▶ [AIM OF THE TASK]: In the records, find every line with the word "post" and copy it out.

[Start of Attachment]

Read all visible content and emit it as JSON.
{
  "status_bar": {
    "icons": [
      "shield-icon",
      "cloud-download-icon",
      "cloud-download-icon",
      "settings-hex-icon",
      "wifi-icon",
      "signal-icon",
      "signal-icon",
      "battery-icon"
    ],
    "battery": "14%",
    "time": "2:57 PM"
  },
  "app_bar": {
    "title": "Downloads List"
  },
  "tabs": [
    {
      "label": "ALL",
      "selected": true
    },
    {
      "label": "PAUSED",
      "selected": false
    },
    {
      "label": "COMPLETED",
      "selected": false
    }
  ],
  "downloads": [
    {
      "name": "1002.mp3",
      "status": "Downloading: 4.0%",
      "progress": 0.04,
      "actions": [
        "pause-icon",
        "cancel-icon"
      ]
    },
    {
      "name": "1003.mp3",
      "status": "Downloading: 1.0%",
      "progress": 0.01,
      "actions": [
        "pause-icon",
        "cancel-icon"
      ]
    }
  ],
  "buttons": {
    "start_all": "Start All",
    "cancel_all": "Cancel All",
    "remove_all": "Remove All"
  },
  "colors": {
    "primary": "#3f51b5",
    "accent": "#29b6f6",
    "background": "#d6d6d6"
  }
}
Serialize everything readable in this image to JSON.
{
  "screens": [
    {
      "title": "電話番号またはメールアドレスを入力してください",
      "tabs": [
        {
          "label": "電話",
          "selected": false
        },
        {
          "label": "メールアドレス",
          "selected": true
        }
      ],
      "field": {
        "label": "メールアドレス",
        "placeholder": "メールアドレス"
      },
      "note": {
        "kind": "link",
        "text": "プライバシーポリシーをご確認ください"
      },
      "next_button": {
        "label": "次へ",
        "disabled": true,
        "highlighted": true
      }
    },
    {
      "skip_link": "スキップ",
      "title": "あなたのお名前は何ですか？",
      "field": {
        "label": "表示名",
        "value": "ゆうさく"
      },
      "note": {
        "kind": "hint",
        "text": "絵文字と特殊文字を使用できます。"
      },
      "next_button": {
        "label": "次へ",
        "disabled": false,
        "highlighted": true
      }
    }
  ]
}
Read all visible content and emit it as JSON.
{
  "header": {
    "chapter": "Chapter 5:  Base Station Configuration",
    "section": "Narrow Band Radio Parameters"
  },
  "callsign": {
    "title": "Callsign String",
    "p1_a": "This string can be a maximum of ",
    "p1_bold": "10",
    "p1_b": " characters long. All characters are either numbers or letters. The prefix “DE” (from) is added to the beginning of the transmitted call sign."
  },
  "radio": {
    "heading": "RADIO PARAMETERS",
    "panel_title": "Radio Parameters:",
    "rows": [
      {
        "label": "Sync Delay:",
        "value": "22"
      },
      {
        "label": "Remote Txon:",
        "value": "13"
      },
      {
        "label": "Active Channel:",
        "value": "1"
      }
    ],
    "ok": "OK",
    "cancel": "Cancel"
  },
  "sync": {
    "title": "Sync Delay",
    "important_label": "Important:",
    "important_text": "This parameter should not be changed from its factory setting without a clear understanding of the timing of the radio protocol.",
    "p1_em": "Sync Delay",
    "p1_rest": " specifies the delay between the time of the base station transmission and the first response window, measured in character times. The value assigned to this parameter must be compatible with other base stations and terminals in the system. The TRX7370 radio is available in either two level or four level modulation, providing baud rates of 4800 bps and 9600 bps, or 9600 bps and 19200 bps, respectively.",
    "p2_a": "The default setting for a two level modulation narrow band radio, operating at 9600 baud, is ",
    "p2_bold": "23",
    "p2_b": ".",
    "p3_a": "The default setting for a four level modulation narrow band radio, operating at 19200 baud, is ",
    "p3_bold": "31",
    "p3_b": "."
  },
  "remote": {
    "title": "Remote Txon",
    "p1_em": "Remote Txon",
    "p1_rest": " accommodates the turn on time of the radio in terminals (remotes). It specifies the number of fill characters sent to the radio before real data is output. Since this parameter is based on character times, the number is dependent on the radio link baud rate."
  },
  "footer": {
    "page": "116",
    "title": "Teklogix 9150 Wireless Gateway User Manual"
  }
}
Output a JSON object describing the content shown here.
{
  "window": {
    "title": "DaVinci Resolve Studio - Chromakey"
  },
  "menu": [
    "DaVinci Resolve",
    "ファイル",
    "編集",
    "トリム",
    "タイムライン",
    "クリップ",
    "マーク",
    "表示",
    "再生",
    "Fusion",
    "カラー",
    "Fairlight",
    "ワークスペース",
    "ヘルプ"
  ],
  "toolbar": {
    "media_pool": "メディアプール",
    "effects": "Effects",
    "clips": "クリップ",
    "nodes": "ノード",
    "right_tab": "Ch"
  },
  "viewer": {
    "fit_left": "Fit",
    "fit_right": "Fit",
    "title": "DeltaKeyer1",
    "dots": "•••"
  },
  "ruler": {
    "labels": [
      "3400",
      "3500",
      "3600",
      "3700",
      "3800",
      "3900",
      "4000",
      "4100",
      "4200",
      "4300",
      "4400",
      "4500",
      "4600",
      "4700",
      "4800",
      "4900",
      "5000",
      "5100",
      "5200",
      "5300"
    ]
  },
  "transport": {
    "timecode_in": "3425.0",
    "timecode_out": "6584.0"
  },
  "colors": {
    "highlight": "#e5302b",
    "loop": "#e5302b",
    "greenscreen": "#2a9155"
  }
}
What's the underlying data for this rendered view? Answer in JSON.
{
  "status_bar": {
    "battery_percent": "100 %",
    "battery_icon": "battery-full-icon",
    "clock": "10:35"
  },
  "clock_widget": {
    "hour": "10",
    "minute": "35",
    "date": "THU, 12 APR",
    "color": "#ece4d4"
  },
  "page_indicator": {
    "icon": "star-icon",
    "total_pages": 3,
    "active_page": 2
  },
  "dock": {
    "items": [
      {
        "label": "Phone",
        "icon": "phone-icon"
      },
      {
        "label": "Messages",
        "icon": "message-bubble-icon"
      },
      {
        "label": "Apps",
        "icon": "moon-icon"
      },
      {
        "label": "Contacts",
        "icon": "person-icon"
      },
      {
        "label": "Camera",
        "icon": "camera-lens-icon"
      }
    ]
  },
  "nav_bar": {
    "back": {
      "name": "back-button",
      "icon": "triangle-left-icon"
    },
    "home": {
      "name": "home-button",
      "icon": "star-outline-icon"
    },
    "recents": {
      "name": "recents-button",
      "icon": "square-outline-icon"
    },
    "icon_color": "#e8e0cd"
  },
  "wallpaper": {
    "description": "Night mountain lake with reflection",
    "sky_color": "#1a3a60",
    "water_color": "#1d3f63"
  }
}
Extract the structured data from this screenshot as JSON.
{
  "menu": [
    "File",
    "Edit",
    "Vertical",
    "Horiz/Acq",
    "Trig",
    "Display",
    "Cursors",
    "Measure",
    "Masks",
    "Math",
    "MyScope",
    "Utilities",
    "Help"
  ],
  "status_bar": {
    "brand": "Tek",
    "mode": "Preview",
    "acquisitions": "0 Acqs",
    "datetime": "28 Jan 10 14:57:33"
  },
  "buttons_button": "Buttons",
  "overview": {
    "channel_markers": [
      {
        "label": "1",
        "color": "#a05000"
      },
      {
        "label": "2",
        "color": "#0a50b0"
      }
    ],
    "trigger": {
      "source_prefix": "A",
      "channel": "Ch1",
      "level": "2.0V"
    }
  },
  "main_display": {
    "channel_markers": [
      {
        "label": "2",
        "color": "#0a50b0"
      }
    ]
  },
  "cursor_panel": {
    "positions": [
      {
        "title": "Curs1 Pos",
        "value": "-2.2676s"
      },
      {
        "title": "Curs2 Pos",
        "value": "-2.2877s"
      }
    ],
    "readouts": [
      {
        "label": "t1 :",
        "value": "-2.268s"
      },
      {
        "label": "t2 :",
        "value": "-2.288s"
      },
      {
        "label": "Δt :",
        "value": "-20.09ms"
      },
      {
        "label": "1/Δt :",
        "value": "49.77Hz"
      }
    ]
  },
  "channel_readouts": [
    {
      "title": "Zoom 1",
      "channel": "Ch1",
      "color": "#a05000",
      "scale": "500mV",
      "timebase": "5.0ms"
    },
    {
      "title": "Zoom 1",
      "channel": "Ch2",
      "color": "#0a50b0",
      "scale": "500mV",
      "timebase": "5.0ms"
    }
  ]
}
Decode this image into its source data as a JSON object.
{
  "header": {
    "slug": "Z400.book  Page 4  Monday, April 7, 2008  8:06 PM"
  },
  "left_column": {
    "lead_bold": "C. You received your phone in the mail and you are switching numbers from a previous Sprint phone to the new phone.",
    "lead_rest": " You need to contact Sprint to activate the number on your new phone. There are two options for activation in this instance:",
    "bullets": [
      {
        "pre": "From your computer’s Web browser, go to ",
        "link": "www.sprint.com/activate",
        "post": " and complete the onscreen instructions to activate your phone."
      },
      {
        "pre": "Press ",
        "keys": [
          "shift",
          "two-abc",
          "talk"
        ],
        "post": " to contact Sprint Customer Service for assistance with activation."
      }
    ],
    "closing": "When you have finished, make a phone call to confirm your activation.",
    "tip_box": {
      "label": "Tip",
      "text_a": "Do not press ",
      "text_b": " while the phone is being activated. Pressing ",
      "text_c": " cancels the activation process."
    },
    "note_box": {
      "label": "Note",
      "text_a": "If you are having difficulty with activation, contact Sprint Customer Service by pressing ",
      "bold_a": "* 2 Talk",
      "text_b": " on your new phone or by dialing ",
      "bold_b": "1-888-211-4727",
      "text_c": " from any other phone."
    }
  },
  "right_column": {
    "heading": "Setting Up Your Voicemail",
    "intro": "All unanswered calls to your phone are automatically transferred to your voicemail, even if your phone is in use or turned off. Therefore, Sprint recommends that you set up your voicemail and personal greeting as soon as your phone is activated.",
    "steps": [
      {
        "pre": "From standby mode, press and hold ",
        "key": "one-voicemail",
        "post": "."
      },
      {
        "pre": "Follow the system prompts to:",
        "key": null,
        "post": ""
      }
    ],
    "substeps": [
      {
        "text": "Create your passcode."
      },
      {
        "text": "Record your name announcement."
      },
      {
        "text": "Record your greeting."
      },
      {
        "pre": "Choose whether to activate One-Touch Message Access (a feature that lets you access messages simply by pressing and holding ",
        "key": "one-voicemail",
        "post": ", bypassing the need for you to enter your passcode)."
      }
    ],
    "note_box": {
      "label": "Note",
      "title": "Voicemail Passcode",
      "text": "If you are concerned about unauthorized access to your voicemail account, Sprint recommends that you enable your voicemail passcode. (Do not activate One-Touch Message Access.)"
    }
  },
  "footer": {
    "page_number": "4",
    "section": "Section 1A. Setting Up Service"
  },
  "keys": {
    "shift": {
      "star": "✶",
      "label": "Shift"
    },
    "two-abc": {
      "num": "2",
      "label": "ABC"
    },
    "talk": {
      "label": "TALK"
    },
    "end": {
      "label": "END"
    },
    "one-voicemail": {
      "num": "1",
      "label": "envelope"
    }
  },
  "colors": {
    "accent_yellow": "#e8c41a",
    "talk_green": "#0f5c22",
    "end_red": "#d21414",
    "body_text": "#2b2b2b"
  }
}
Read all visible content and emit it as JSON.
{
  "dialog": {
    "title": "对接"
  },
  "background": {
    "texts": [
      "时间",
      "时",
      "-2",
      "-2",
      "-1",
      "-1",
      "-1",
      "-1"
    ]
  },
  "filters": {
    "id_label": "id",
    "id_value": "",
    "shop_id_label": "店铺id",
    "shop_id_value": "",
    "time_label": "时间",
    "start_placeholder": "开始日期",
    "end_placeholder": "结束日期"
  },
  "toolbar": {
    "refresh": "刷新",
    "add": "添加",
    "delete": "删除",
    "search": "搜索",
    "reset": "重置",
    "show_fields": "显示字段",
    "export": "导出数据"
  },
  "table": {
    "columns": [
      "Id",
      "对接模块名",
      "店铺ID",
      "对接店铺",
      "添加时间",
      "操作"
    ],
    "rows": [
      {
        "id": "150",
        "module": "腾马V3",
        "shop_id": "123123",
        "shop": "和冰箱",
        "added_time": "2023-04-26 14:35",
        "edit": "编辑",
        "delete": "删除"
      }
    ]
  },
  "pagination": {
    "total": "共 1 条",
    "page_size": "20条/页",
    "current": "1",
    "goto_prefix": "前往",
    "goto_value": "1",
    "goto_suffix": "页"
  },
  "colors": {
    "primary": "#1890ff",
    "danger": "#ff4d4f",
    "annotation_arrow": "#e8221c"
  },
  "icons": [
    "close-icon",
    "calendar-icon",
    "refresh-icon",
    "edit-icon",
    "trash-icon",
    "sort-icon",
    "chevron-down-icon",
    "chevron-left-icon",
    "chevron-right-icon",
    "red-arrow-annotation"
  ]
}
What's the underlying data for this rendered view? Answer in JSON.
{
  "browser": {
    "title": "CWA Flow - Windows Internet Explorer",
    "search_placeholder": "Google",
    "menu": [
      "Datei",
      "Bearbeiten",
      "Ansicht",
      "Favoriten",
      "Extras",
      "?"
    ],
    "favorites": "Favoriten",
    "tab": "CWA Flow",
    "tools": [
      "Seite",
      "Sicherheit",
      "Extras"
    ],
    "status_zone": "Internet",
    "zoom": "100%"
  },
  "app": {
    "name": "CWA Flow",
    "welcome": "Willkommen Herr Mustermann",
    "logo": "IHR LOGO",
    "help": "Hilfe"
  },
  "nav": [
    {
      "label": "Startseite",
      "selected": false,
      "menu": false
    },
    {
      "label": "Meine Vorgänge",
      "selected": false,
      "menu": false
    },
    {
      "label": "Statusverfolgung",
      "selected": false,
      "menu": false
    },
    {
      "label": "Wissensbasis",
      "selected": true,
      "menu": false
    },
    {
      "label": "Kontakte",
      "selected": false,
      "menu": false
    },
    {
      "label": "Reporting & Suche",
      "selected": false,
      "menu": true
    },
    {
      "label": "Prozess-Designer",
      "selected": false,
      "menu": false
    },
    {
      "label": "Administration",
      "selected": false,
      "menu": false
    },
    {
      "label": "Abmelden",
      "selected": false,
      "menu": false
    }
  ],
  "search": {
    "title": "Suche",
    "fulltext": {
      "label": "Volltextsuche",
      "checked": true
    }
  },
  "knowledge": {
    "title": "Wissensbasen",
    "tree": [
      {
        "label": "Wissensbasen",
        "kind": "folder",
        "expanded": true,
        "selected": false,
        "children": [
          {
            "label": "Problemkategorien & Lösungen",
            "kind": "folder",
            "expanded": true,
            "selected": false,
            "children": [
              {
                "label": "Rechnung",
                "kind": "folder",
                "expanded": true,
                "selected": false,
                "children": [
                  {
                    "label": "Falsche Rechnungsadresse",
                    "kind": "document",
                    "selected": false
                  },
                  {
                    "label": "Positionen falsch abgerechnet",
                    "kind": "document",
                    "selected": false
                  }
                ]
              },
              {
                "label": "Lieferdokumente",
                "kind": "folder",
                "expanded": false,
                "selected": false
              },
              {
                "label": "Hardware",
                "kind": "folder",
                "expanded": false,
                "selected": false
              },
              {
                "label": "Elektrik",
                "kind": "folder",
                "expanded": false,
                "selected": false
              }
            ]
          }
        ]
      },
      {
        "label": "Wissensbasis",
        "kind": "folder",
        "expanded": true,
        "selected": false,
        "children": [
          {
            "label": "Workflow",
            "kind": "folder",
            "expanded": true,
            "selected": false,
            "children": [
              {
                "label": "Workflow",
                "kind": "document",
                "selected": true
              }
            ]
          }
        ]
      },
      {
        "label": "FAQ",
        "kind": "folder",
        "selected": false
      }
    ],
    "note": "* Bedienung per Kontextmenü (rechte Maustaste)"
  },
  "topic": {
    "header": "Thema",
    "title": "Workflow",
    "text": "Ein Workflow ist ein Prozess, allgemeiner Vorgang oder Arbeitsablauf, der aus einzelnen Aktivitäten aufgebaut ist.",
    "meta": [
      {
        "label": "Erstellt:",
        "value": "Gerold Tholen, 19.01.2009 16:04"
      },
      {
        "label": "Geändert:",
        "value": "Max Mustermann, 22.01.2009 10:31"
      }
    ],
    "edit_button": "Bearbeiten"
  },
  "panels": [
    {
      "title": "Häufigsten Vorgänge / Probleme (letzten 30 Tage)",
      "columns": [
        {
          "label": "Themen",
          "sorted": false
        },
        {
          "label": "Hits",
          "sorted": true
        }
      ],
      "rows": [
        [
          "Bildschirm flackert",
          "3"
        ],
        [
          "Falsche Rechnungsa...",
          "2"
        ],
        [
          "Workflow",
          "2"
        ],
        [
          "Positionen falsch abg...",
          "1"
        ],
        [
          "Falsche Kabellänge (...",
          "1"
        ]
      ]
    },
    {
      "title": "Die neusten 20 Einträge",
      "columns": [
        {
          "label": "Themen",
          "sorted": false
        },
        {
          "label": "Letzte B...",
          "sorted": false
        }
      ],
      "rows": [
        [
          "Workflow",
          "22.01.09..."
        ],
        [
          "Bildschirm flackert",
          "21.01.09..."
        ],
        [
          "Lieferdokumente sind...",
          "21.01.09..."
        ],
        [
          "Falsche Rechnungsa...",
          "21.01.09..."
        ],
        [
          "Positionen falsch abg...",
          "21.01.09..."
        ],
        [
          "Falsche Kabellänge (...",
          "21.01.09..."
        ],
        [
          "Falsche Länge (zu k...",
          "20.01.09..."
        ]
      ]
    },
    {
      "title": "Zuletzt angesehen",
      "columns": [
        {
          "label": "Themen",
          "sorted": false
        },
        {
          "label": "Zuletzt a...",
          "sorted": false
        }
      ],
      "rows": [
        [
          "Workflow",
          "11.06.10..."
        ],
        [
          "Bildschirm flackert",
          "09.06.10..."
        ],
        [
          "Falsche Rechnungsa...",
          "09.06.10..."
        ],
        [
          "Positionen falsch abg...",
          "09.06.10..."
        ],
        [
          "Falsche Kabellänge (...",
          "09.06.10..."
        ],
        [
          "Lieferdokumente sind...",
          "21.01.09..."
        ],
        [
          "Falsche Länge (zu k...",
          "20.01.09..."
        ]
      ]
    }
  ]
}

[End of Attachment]

▶ [RESPONSE AREA]:
        "post": " and complete the onscreen instructions to activate your phone."
        "post": " to contact Sprint Customer Service for assistance with activation."
        "post": "."
        "post": ""
        "post": ", bypassing the need for you to enter your passcode)."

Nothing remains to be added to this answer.